Task statement
Pictures are to be omitted, and every entry below is to be restated exactly.

Excerpted records
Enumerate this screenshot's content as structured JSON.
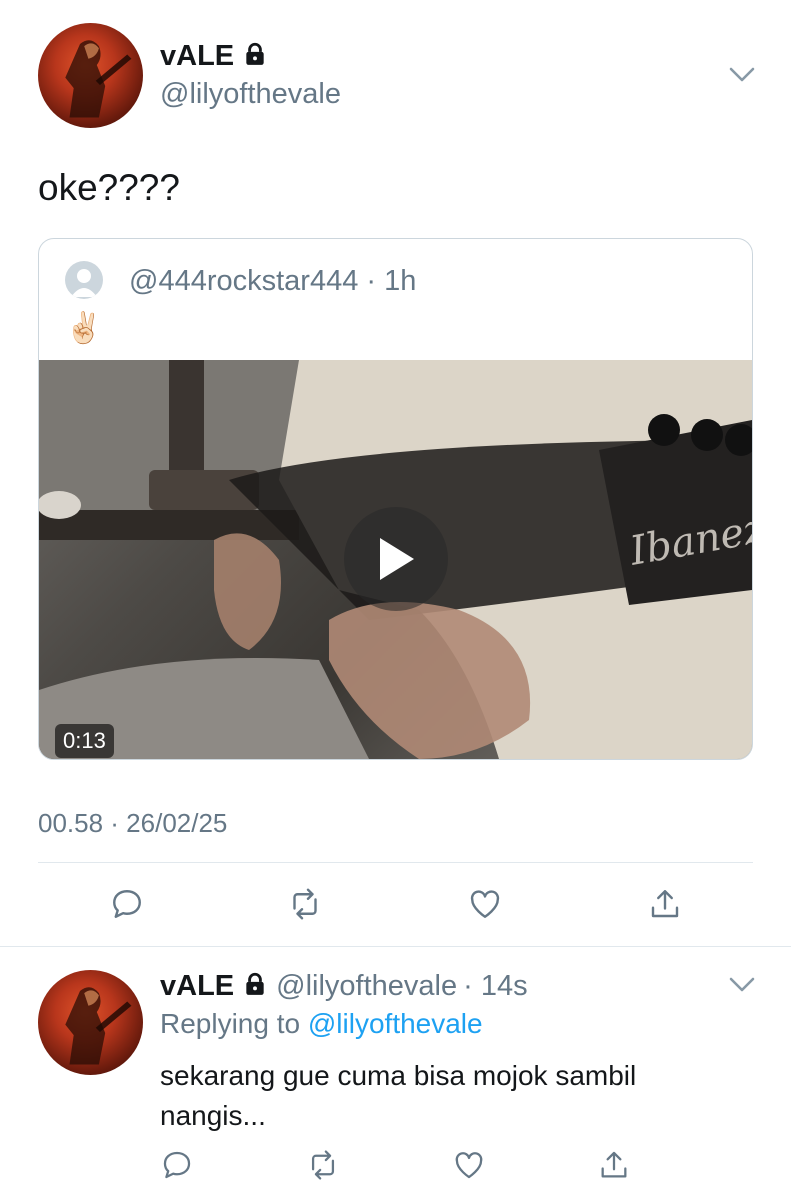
{
  "main_tweet": {
    "display_name": "vALE",
    "handle": "@lilyofthevale",
    "text": "oke????",
    "timestamp": "00.58 · 26/02/25"
  },
  "quoted_tweet": {
    "handle": "@444rockstar444",
    "time": "· 1h",
    "text": "✌🏻",
    "video_duration": "0:13",
    "video_brand_text": "Ibanez"
  },
  "reply_tweet": {
    "display_name": "vALE",
    "handle": "@lilyofthevale",
    "time": "· 14s",
    "replying_prefix": "Replying to",
    "replying_to": "@lilyofthevale",
    "text": "sekarang gue cuma bisa mojok sambil nangis..."
  },
  "icons": [
    "lock-icon",
    "chevron-down-icon",
    "reply-icon",
    "retweet-icon",
    "like-icon",
    "share-icon",
    "play-icon"
  ],
  "colors": {
    "link": "#1da1f2",
    "secondary_text": "#657786",
    "divider": "#e1e8ed"
  }
}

Response box
Enumerate this screenshot's content as structured JSON.
{
  "main_tweet": {
    "display_name": "vALE",
    "handle": "@lilyofthevale",
    "text": "oke????",
    "timestamp": "00.58 · 26/02/25"
  },
  "quoted_tweet": {
    "handle": "@444rockstar444",
    "time": "· 1h",
    "text": "✌🏻",
    "video_duration": "0:13",
    "video_brand_text": "Ibanez"
  },
  "reply_tweet": {
    "display_name": "vALE",
    "handle": "@lilyofthevale",
    "time": "· 14s",
    "replying_prefix": "Replying to",
    "replying_to": "@lilyofthevale",
    "text": "sekarang gue cuma bisa mojok sambil nangis..."
  },
  "icons": [
    "lock-icon",
    "chevron-down-icon",
    "reply-icon",
    "retweet-icon",
    "like-icon",
    "share-icon",
    "play-icon"
  ],
  "colors": {
    "link": "#1da1f2",
    "secondary_text": "#657786",
    "divider": "#e1e8ed"
  }
}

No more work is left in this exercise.